The company has always maintained that killing ads provides a better experience for its subscribers, and shows no signs of changing that position. And that stance has had an effect.
“We know one of the benefits of an ecosystem like Netflix is its lack of advertising,” Howard Shimmel, a chief research officer at Time Warner, told Bloomberg last year. “Consumers are being trained there are places they can go to avoid ads.” Once you get used to having no ads, the ones that still exist can become more and more grating.
This had led some networks to actually cut back the amount of ads they show, to lure back the younger Netflix generation.
But exactly how many ads do people avoid by watching Netflix instead of TV?
Streaming data site Cordcutting.com recently crunched the numbers, and it turns out that each Netflix subscriber saves themselves about 160 hours of commercials per year.
Here’s how they figured it out:
- First, they took Netflix’s recent 75 million subscriber mark.
- Then, they combined that with a quote from CEO Reed Hastings that said subscribers stream 125 million hours every day.
- That means every subscriber streams about 1 ⅔ hours per day.
- Then they looked at Nielsen data, which showed the typical hour of cable TV includes 15 minutes and 38 seconds of commercials.
- If you combine that with the Netflix subscriber data, you get that each subscriber avoids around 158.5 hours per year of commercials — if they were watching Netflix instead of cable TV.
One caveat is that, as Netflix CEO Reed Hastings has said on multiple occasions, Netflix isn’t just competing against cable — it’s competing against all forms of entertainment. So it’s unlikely that every hour a Netflix subscriber spends binge-watching would necessarily be spent watching cable in a non-Netflix world.
But it’s still fascinating to consider how massive the scope of Netflix’s advertising would be if it followed cable’s traditional ad model.

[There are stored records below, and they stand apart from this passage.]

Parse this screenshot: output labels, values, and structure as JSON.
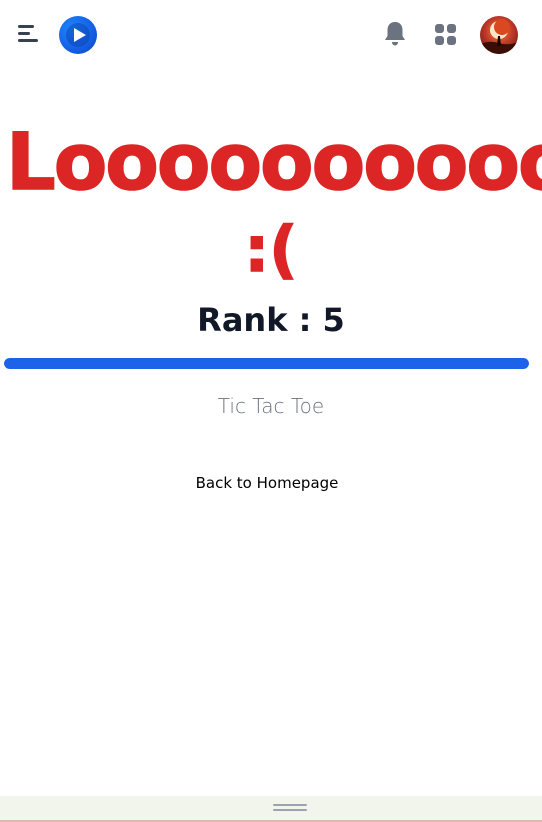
{
  "header": {
    "menu_icon": "menu-icon",
    "logo_icon": "play-logo-icon",
    "notification_icon": "bell-icon",
    "apps_icon": "grid-icon",
    "avatar": "user-avatar"
  },
  "result": {
    "title": "Looooooooooose",
    "frown": ":(",
    "rank_text": "Rank : 5",
    "progress_percent": 100,
    "game_name": "Tic Tac Toe",
    "back_link": "Back to Homepage"
  },
  "colors": {
    "accent_red": "#dc2626",
    "progress_blue": "#1d63ea",
    "text_dark": "#111827",
    "text_muted": "#6b7280"
  }
}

NOW WATCH: The defence attorneys from ‘Making a Murderer’ respond to criticism from Steven Avery’s new lawyer
Business Insider Emails & Alerts
Site highlights each day to your inbox.